:: AIM OF THE EXERCISE ::
Among the entries, how many lines carry the string "void"? Give the number and nothing else.

(Stored records)
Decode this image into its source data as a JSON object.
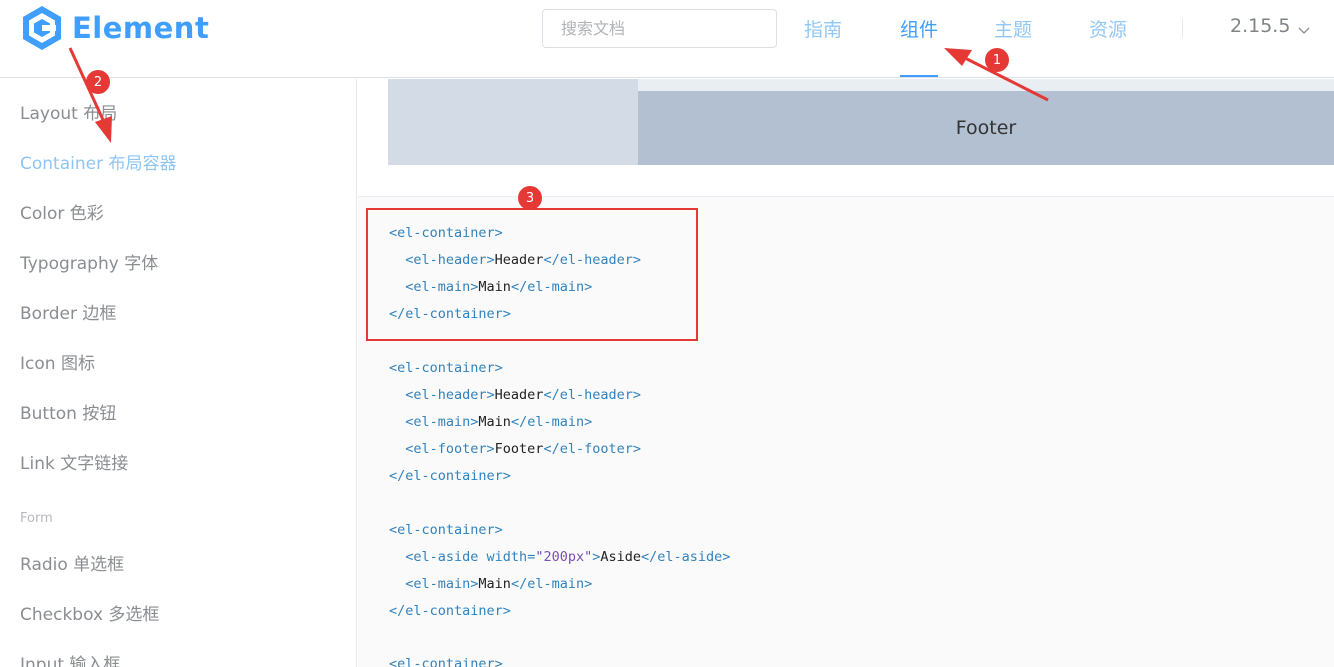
{
  "header": {
    "logo_text": "Element",
    "search_placeholder": "搜索文档",
    "nav": [
      {
        "label": "指南",
        "active": false
      },
      {
        "label": "组件",
        "active": true
      },
      {
        "label": "主题",
        "active": false
      },
      {
        "label": "资源",
        "active": false
      }
    ],
    "version": "2.15.5"
  },
  "sidebar": {
    "items": [
      {
        "label": "Layout 布局"
      },
      {
        "label": "Container 布局容器",
        "active": true
      },
      {
        "label": "Color 色彩"
      },
      {
        "label": "Typography 字体"
      },
      {
        "label": "Border 边框"
      },
      {
        "label": "Icon 图标"
      },
      {
        "label": "Button 按钮"
      },
      {
        "label": "Link 文字链接"
      }
    ],
    "group_form": "Form",
    "form_items": [
      {
        "label": "Radio 单选框"
      },
      {
        "label": "Checkbox 多选框"
      },
      {
        "label": "Input 输入框"
      }
    ]
  },
  "demo": {
    "footer_label": "Footer"
  },
  "code": {
    "block1": {
      "l1": "<el-container>",
      "l2_open": "<el-header>",
      "l2_text": "Header",
      "l2_close": "</el-header>",
      "l3_open": "<el-main>",
      "l3_text": "Main",
      "l3_close": "</el-main>",
      "l4": "</el-container>"
    },
    "block2": {
      "l1": "<el-container>",
      "l2_open": "<el-header>",
      "l2_text": "Header",
      "l2_close": "</el-header>",
      "l3_open": "<el-main>",
      "l3_text": "Main",
      "l3_close": "</el-main>",
      "l4_open": "<el-footer>",
      "l4_text": "Footer",
      "l4_close": "</el-footer>",
      "l5": "</el-container>"
    },
    "block3": {
      "l1": "<el-container>",
      "l2_tag": "<el-aside",
      "l2_attr": " width=",
      "l2_val": "\"200px\"",
      "l2_gt": ">",
      "l2_text": "Aside",
      "l2_close": "</el-aside>",
      "l3_open": "<el-main>",
      "l3_text": "Main",
      "l3_close": "</el-main>",
      "l4": "</el-container>"
    },
    "block4": {
      "l1": "<el-container>"
    }
  },
  "annotations": {
    "badge_1": "1",
    "badge_2": "2",
    "badge_3": "3",
    "color": "#e53935"
  },
  "colors": {
    "brand": "#409eff",
    "nav_inactive": "#92c8f6",
    "demo_aside": "#d3dce6",
    "demo_footer": "#b3c0d1"
  }
}
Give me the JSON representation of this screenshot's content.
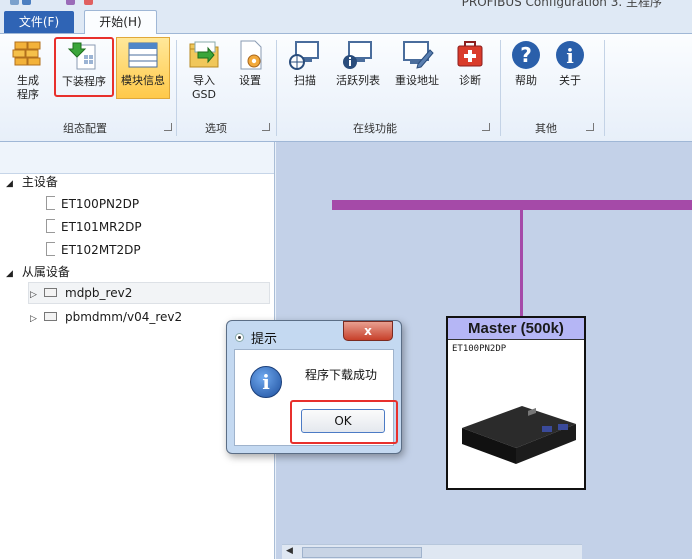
{
  "window": {
    "title": "PROFIBUS Configuration 3. 主程序"
  },
  "ribbon": {
    "tabs": [
      {
        "label": "文件(F)"
      },
      {
        "label": "开始(H)"
      }
    ],
    "groups": {
      "config": {
        "label": "组态配置"
      },
      "options": {
        "label": "选项"
      },
      "online": {
        "label": "在线功能"
      },
      "other": {
        "label": "其他"
      }
    },
    "buttons": {
      "generate": {
        "line1": "生成",
        "line2": "程序"
      },
      "download": {
        "line1": "下装程序"
      },
      "module_info": {
        "line1": "模块信息"
      },
      "import_gsd": {
        "line1": "导入",
        "line2": "GSD"
      },
      "settings": {
        "line1": "设置"
      },
      "scan": {
        "line1": "扫描"
      },
      "active_list": {
        "line1": "活跃列表"
      },
      "reset_address": {
        "line1": "重设地址"
      },
      "diagnose": {
        "line1": "诊断"
      },
      "help": {
        "line1": "帮助"
      },
      "about": {
        "line1": "关于"
      }
    }
  },
  "tree": {
    "master_label": "主设备",
    "masters": [
      "ET100PN2DP",
      "ET101MR2DP",
      "ET102MT2DP"
    ],
    "slave_label": "从属设备",
    "slaves": [
      "mdpb_rev2",
      "pbmdmm/v04_rev2"
    ]
  },
  "canvas": {
    "device_title": "Master (500k)",
    "device_type": "ET100PN2DP"
  },
  "dialog": {
    "title": "提示",
    "close_label": "x",
    "message": "程序下载成功",
    "ok_label": "OK"
  },
  "colors": {
    "bus": "#a54aa8",
    "device_header": "#b5b6f5",
    "highlight_box": "#e8302c",
    "file_tab": "#2f64b5"
  }
}
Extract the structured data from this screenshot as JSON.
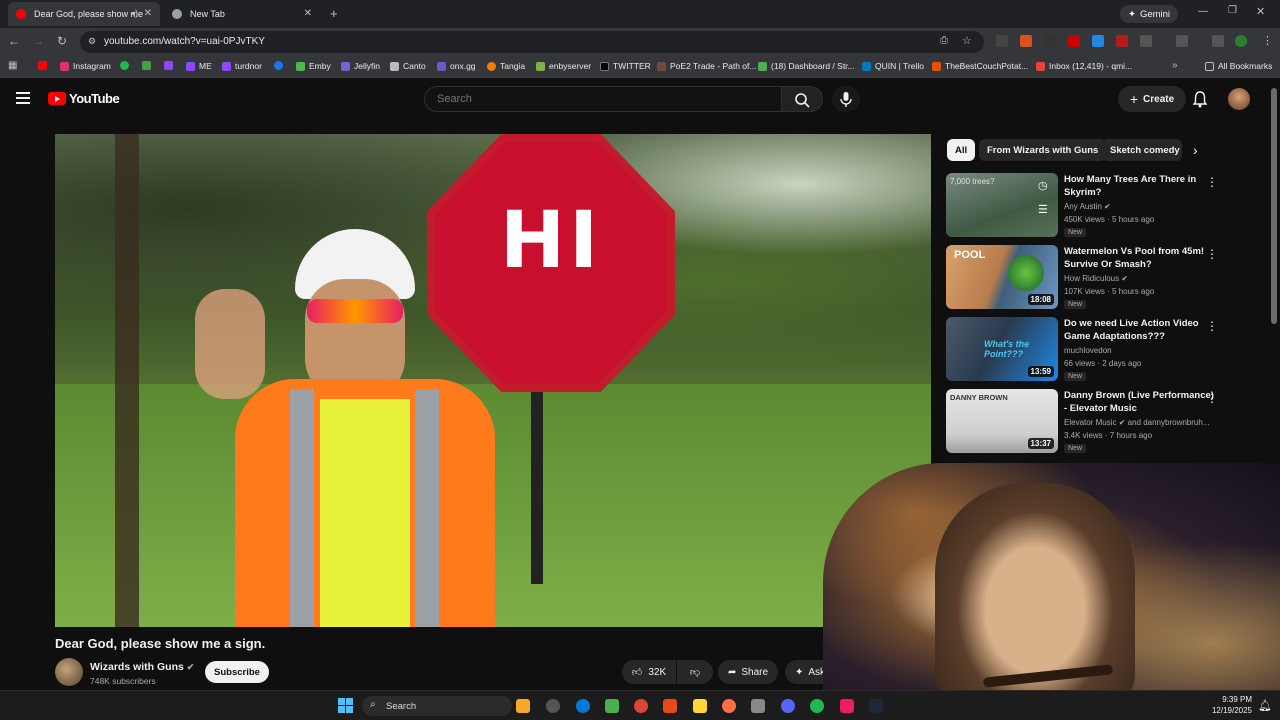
{
  "browser": {
    "tabs": [
      {
        "title": "Dear God, please show me",
        "active": true
      },
      {
        "title": "New Tab",
        "active": false
      }
    ],
    "url": "youtube.com/watch?v=uai-0PJvTKY",
    "gemini_label": "Gemini",
    "bookmarks": [
      "Instagram",
      "ME",
      "turdnor",
      "Emby",
      "Jellyfin",
      "Canto",
      "onx.gg",
      "Tangia",
      "enbyserver",
      "TWITTER",
      "PoE2 Trade - Path of...",
      "(18) Dashboard / Str...",
      "QUIN | Trello",
      "TheBestCouchPotat...",
      "Inbox (12,419) - qmi..."
    ],
    "all_bookmarks_label": "All Bookmarks"
  },
  "youtube": {
    "logo_text": "YouTube",
    "search_placeholder": "Search",
    "create_label": "Create",
    "chips": [
      "All",
      "From Wizards with Guns",
      "Sketch comedy"
    ],
    "video": {
      "sign_text": "HI",
      "title": "Dear God, please show me a sign.",
      "channel": "Wizards with Guns",
      "subscribers": "748K subscribers",
      "subscribe_label": "Subscribe",
      "likes": "32K",
      "share_label": "Share",
      "ask_label": "Ask"
    },
    "recommendations": [
      {
        "title": "How Many Trees Are There in Skyrim?",
        "channel": "Any Austin",
        "meta": "450K views · 5 hours ago",
        "badge": "New",
        "thumb_text": "7,000 trees?",
        "duration": ""
      },
      {
        "title": "Watermelon Vs Pool from 45m! Survive Or Smash?",
        "channel": "How Ridiculous",
        "meta": "107K views · 5 hours ago",
        "badge": "New",
        "thumb_text": "POOL",
        "duration": "18:08"
      },
      {
        "title": "Do we need Live Action Video Game Adaptations???",
        "channel": "muchlovedon",
        "meta": "66 views · 2 days ago",
        "badge": "New",
        "thumb_text": "What's the Point???",
        "duration": "13:59"
      },
      {
        "title": "Danny Brown (Live Performance) - Elevator Music",
        "channel": "Elevator Music",
        "channel_extra": "and dannybrownbruh...",
        "meta": "3.4K views · 7 hours ago",
        "badge": "New",
        "thumb_text": "DANNY BROWN",
        "duration": "13:37"
      }
    ]
  },
  "taskbar": {
    "search_label": "Search",
    "time": "9:39 PM",
    "date": "12/19/2025"
  },
  "colors": {
    "yt_red": "#ff0000",
    "bg": "#0f0f0f",
    "chip_bg": "#272727"
  }
}
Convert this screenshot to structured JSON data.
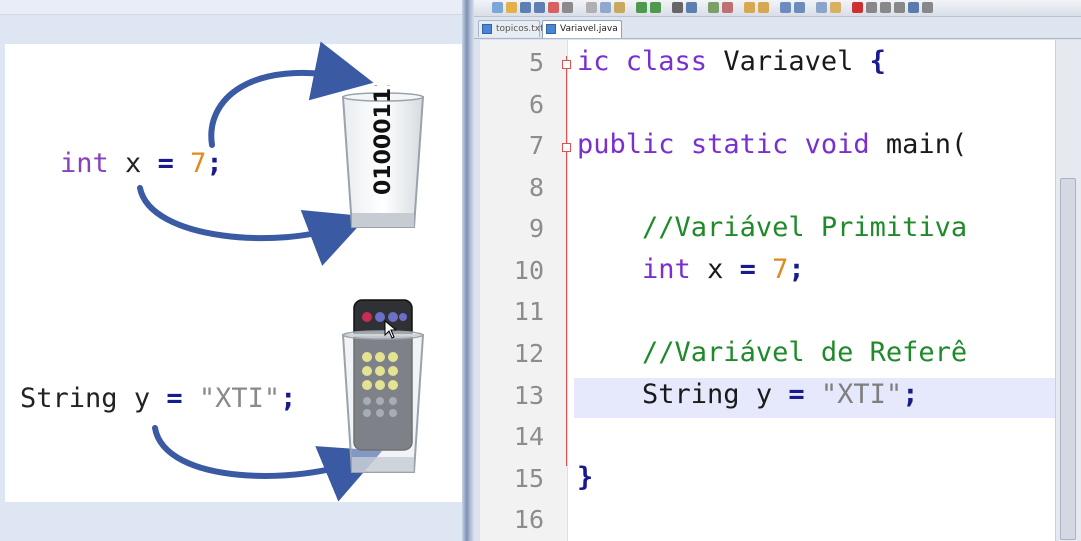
{
  "slide": {
    "line1": {
      "type": "int",
      "name": "x",
      "op": "=",
      "value": "7",
      "end": ";"
    },
    "line2": {
      "type": "String",
      "name": "y",
      "op": "=",
      "value": "\"XTI\"",
      "end": ";"
    },
    "binary_label": "01000111"
  },
  "editor": {
    "tabs": [
      {
        "label": "topicos.txt",
        "active": false
      },
      {
        "label": "Variavel.java",
        "active": true
      }
    ],
    "lines": [
      {
        "num": "5",
        "text": "ic class Variavel {"
      },
      {
        "num": "6",
        "text": ""
      },
      {
        "num": "7",
        "text": "public static void main("
      },
      {
        "num": "8",
        "text": ""
      },
      {
        "num": "9",
        "text": "    //Variável Primitiva"
      },
      {
        "num": "10",
        "text": "    int x = 7;"
      },
      {
        "num": "11",
        "text": ""
      },
      {
        "num": "12",
        "text": "    //Variável de Referê"
      },
      {
        "num": "13",
        "text": "    String y = \"XTI\";"
      },
      {
        "num": "14",
        "text": ""
      },
      {
        "num": "15",
        "text": "}"
      },
      {
        "num": "16",
        "text": ""
      }
    ],
    "tokens": {
      "l5_ic": "ic",
      "l5_class": "class",
      "l5_name": "Variavel",
      "l5_brace": "{",
      "l7_public": "public",
      "l7_static": "static",
      "l7_void": "void",
      "l7_main": "main(",
      "l9_comment": "//Variável Primitiva",
      "l10_int": "int",
      "l10_x": "x",
      "l10_eq": "=",
      "l10_7": "7",
      "l10_semi": ";",
      "l12_comment": "//Variável de Referê",
      "l13_String": "String",
      "l13_y": "y",
      "l13_eq": "=",
      "l13_str": "\"XTI\"",
      "l13_semi": ";",
      "l15_brace": "}"
    }
  }
}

:: PROBLEM SOLUTION ::
2